THE TASK: The answer must consist of every line in the data below that holds the word "Follow".

------------------------------------

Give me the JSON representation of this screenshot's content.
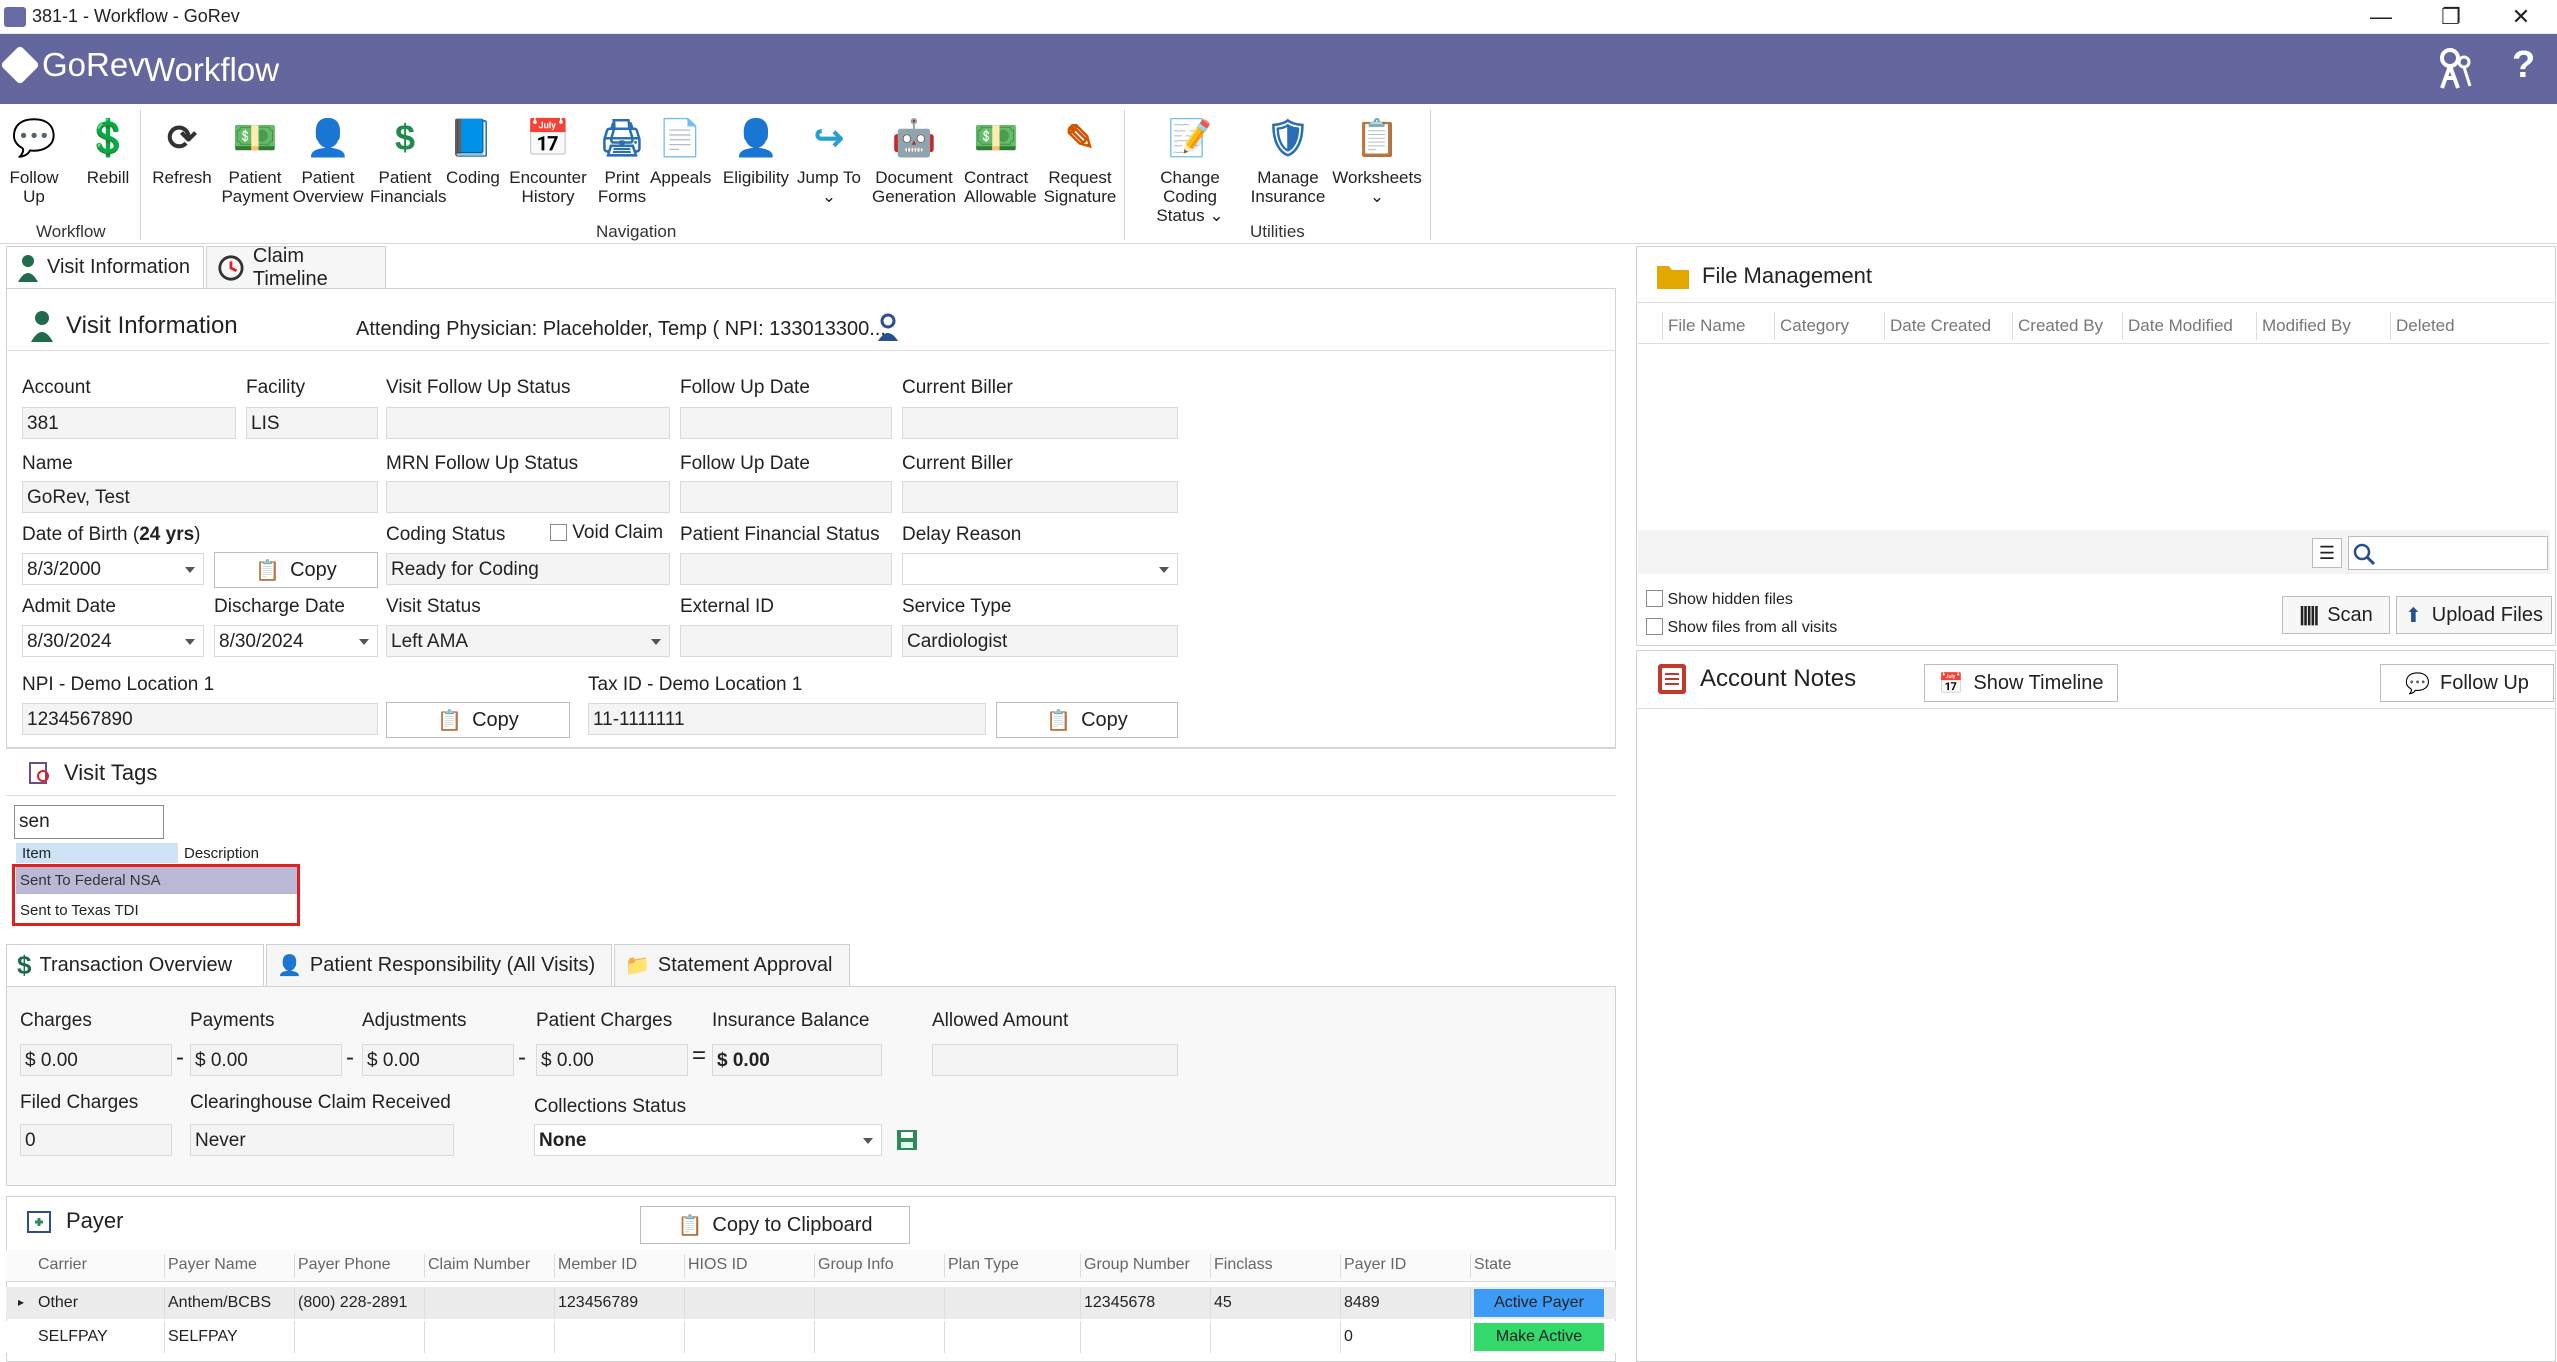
{
  "window": {
    "title": "381-1 - Workflow - GoRev",
    "minimize": "—",
    "restore": "❐",
    "close": "✕"
  },
  "header": {
    "logo": "GoRev",
    "title": "Workflow",
    "key_icon": "key-icon",
    "help": "?"
  },
  "ribbon": {
    "buttons": [
      {
        "l1": "Follow",
        "l2": "Up",
        "icon": "chat"
      },
      {
        "l1": "Rebill",
        "l2": "",
        "icon": "dollar-refresh"
      },
      {
        "l1": "Refresh",
        "l2": "",
        "icon": "refresh"
      },
      {
        "l1": "Patient",
        "l2": "Payment",
        "icon": "money"
      },
      {
        "l1": "Patient",
        "l2": "Overview",
        "icon": "person"
      },
      {
        "l1": "Patient",
        "l2": "Financials",
        "icon": "dollar"
      },
      {
        "l1": "Coding",
        "l2": "",
        "icon": "book"
      },
      {
        "l1": "Encounter",
        "l2": "History",
        "icon": "calendar"
      },
      {
        "l1": "Print",
        "l2": "Forms",
        "icon": "printer"
      },
      {
        "l1": "Appeals",
        "l2": "",
        "icon": "docs"
      },
      {
        "l1": "Eligibility",
        "l2": "",
        "icon": "person-check"
      },
      {
        "l1": "Jump To",
        "l2": "⌄",
        "icon": "arrow"
      },
      {
        "l1": "Document",
        "l2": "Generation",
        "icon": "robot"
      },
      {
        "l1": "Contract",
        "l2": "Allowable",
        "icon": "money-doc"
      },
      {
        "l1": "Request",
        "l2": "Signature",
        "icon": "pen"
      },
      {
        "l1": "Change Coding",
        "l2": "Status ⌄",
        "icon": "doc-pen"
      },
      {
        "l1": "Manage",
        "l2": "Insurance",
        "icon": "shield"
      },
      {
        "l1": "Worksheets",
        "l2": "⌄",
        "icon": "sheets"
      }
    ],
    "groups": {
      "workflow": "Workflow",
      "navigation": "Navigation",
      "utilities": "Utilities"
    }
  },
  "tabs": {
    "visit_info": "Visit Information",
    "claim_timeline": "Claim Timeline"
  },
  "visit": {
    "section_title": "Visit Information",
    "attending": "Attending Physician: Placeholder, Temp ( NPI: 133013300...",
    "labels": {
      "account": "Account",
      "facility": "Facility",
      "visit_fu_status": "Visit Follow Up Status",
      "fu_date": "Follow Up Date",
      "current_biller": "Current Biller",
      "name": "Name",
      "mrn_fu_status": "MRN Follow Up Status",
      "dob": "Date of Birth (",
      "dob_age": "24 yrs",
      "dob_close": ")",
      "coding_status": "Coding Status",
      "void_claim": "Void Claim",
      "patient_fin_status": "Patient Financial Status",
      "delay_reason": "Delay Reason",
      "admit_date": "Admit Date",
      "discharge_date": "Discharge Date",
      "visit_status": "Visit Status",
      "external_id": "External ID",
      "service_type": "Service Type",
      "npi": "NPI - Demo Location 1",
      "tax_id": "Tax ID - Demo Location 1"
    },
    "values": {
      "account": "381",
      "facility": "LIS",
      "visit_fu_status": "",
      "fu_date": "",
      "current_biller": "",
      "name": "GoRev, Test",
      "mrn_fu_status": "",
      "fu_date2": "",
      "current_biller2": "",
      "dob": "8/3/2000",
      "coding_status": "Ready for Coding",
      "patient_fin_status": "",
      "delay_reason": "",
      "admit_date": "8/30/2024",
      "discharge_date": "8/30/2024",
      "visit_status": "Left AMA",
      "external_id": "",
      "service_type": "Cardiologist",
      "npi": "1234567890",
      "tax_id": "11-1111111"
    },
    "copy": "Copy"
  },
  "tags": {
    "title": "Visit Tags",
    "search_value": "sen",
    "headers": {
      "item": "Item",
      "description": "Description"
    },
    "rows": [
      {
        "item": "Sent To Federal NSA",
        "description": ""
      },
      {
        "item": "Sent to Texas TDI",
        "description": ""
      }
    ]
  },
  "txn_tabs": {
    "overview": "Transaction Overview",
    "patient_resp": "Patient Responsibility (All Visits)",
    "statement": "Statement Approval"
  },
  "txn": {
    "labels": {
      "charges": "Charges",
      "payments": "Payments",
      "adjustments": "Adjustments",
      "patient_charges": "Patient Charges",
      "insurance_balance": "Insurance Balance",
      "allowed_amount": "Allowed Amount",
      "filed_charges": "Filed Charges",
      "ch_claim_received": "Clearinghouse Claim Received",
      "collections_status": "Collections Status"
    },
    "values": {
      "charges": "$ 0.00",
      "payments": "$ 0.00",
      "adjustments": "$ 0.00",
      "patient_charges": "$ 0.00",
      "insurance_balance": "$ 0.00",
      "allowed_amount": "",
      "filed_charges": "0",
      "ch_claim_received": "Never",
      "collections_status": "None"
    },
    "ops": {
      "minus": "-",
      "equals": "="
    }
  },
  "payer": {
    "title": "Payer",
    "copy": "Copy to Clipboard",
    "headers": [
      "Carrier",
      "Payer Name",
      "Payer Phone",
      "Claim Number",
      "Member ID",
      "HIOS ID",
      "Group Info",
      "Plan Type",
      "Group Number",
      "Finclass",
      "Payer ID",
      "State"
    ],
    "rows": [
      {
        "carrier": "Other",
        "payer_name": "Anthem/BCBS",
        "phone": "(800) 228-2891",
        "claim": "",
        "member": "123456789",
        "hios": "",
        "group_info": "",
        "plan": "",
        "group_number": "12345678",
        "finclass": "45",
        "payer_id": "8489",
        "state": "Active Payer"
      },
      {
        "carrier": "SELFPAY",
        "payer_name": "SELFPAY",
        "phone": "",
        "claim": "",
        "member": "",
        "hios": "",
        "group_info": "",
        "plan": "",
        "group_number": "",
        "finclass": "",
        "payer_id": "0",
        "state": "Make Active"
      }
    ],
    "state_colors": {
      "active": "#3d9cf5",
      "make_active": "#33d96a"
    }
  },
  "files": {
    "title": "File Management",
    "headers": [
      "File Name",
      "Category",
      "Date Created",
      "Created By",
      "Date Modified",
      "Modified By",
      "Deleted"
    ],
    "show_hidden": "Show hidden files",
    "show_all": "Show files from all visits",
    "scan": "Scan",
    "upload": "Upload Files"
  },
  "notes": {
    "title": "Account Notes",
    "show_timeline": "Show Timeline",
    "follow_up": "Follow Up"
  },
  "colors": {
    "brand": "#64679d",
    "highlight": "#e02020"
  }
}
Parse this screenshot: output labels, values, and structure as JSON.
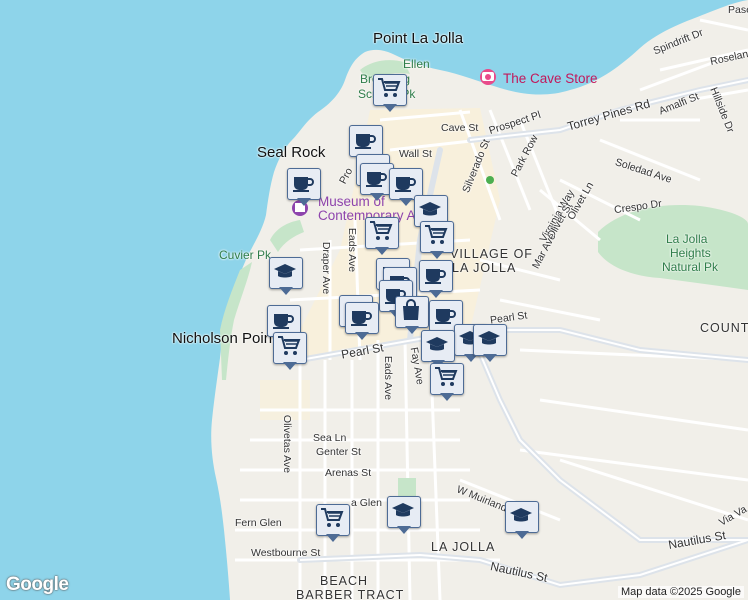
{
  "colors": {
    "water": "#8ed4ea",
    "land": "#f1efe9",
    "park": "#c6e5c9",
    "road": "#ffffff",
    "major_road": "#dde3ea",
    "commercial": "#faf0d8",
    "marker_border": "#4d6b95",
    "marker_fill": "#e7ecf4",
    "marker_icon": "#1f3a5f"
  },
  "labels": {
    "point_la_jolla": "Point La Jolla",
    "seal_rock": "Seal Rock",
    "nicholson_point": "Nicholson Point",
    "cuvier_pk": "Cuvier Pk",
    "ellen": "Ellen",
    "browning": "Browning",
    "scripps_pk": "Scripps Pk",
    "cave_store": "The Cave Store",
    "museum_line1": "Museum of",
    "museum_line2": "Contemporary Art...",
    "village_line1": "VILLAGE OF",
    "village_line2": "LA JOLLA",
    "la_jolla_heights_1": "La Jolla",
    "la_jolla_heights_2": "Heights",
    "la_jolla_heights_3": "Natural Pk",
    "country": "COUNT",
    "la_jolla": "LA JOLLA",
    "beach": "BEACH",
    "barber_tract": "BARBER TRACT"
  },
  "streets": {
    "prospect_pl": "Prospect Pl",
    "torrey_pines_rd": "Torrey Pines Rd",
    "cave_st": "Cave St",
    "wall_st": "Wall St",
    "silverado_st": "Silverado St",
    "park_row": "Park Row",
    "prospect": "Pro",
    "virginia_way": "Virginia Way",
    "olivet_st": "Olivet St",
    "olivet_ln": "Olivet Ln",
    "mar_ave": "Mar Ave",
    "soledad_ave": "Soledad Ave",
    "crespo_dr": "Crespo Dr",
    "amalfi_st": "Amalfi St",
    "hillside_dr": "Hillside Dr",
    "spindrift_dr": "Spindrift Dr",
    "roseland": "Roselan",
    "pase": "Pase",
    "eads_ave_n": "Eads Ave",
    "draper_ave": "Draper Ave",
    "pearl_st": "Pearl St",
    "pearl_st_e": "Pearl St",
    "eads_ave_s": "Eads Ave",
    "fay_ave": "Fay Ave",
    "olivetas_ave": "Olivetas Ave",
    "sea_ln": "Sea Ln",
    "genter_st": "Genter St",
    "arenas_st": "Arenas St",
    "glen": "a Glen",
    "fern_glen": "Fern Glen",
    "westbourne_st": "Westbourne St",
    "w_muirlands": "W Muirlands",
    "nautilus_st": "Nautilus St",
    "nautilus_st_2": "Nautilus St",
    "via_va": "Via Va"
  },
  "markers": [
    {
      "type": "shopping-cart",
      "lon": 389,
      "lat": 92
    },
    {
      "type": "coffee-cup",
      "lon": 365,
      "lat": 143
    },
    {
      "type": "coffee-cup",
      "lon": 372,
      "lat": 172
    },
    {
      "type": "coffee-cup",
      "lon": 376,
      "lat": 181
    },
    {
      "type": "coffee-cup",
      "lon": 405,
      "lat": 186
    },
    {
      "type": "coffee-cup",
      "lon": 303,
      "lat": 186
    },
    {
      "type": "graduation-cap",
      "lon": 430,
      "lat": 213
    },
    {
      "type": "shopping-cart",
      "lon": 381,
      "lat": 235
    },
    {
      "type": "shopping-cart",
      "lon": 436,
      "lat": 239
    },
    {
      "type": "graduation-cap",
      "lon": 285,
      "lat": 275
    },
    {
      "type": "coffee-cup",
      "lon": 435,
      "lat": 278
    },
    {
      "type": "coffee-cup",
      "lon": 392,
      "lat": 276
    },
    {
      "type": "coffee-cup",
      "lon": 399,
      "lat": 285
    },
    {
      "type": "coffee-cup",
      "lon": 395,
      "lat": 298
    },
    {
      "type": "coffee-cup",
      "lon": 355,
      "lat": 313
    },
    {
      "type": "coffee-cup",
      "lon": 361,
      "lat": 320
    },
    {
      "type": "shopping-bag",
      "lon": 411,
      "lat": 314
    },
    {
      "type": "coffee-cup",
      "lon": 445,
      "lat": 318
    },
    {
      "type": "coffee-cup",
      "lon": 283,
      "lat": 323
    },
    {
      "type": "graduation-cap",
      "lon": 470,
      "lat": 342
    },
    {
      "type": "graduation-cap",
      "lon": 489,
      "lat": 342
    },
    {
      "type": "graduation-cap",
      "lon": 437,
      "lat": 348
    },
    {
      "type": "shopping-cart",
      "lon": 289,
      "lat": 350
    },
    {
      "type": "shopping-cart",
      "lon": 446,
      "lat": 381
    },
    {
      "type": "graduation-cap",
      "lon": 403,
      "lat": 514
    },
    {
      "type": "graduation-cap",
      "lon": 521,
      "lat": 519
    },
    {
      "type": "shopping-cart",
      "lon": 332,
      "lat": 522
    }
  ],
  "footer": {
    "google": "Google",
    "map_data": "Map data ©2025 Google"
  }
}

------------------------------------

SOLVED EXERCISE:
        "l1": "Follow",
      "visit_fu_status": "Visit Follow Up Status",
      "fu_date": "Follow Up Date",
      "mrn_fu_status": "MRN Follow Up Status",
    "follow_up": "Follow Up"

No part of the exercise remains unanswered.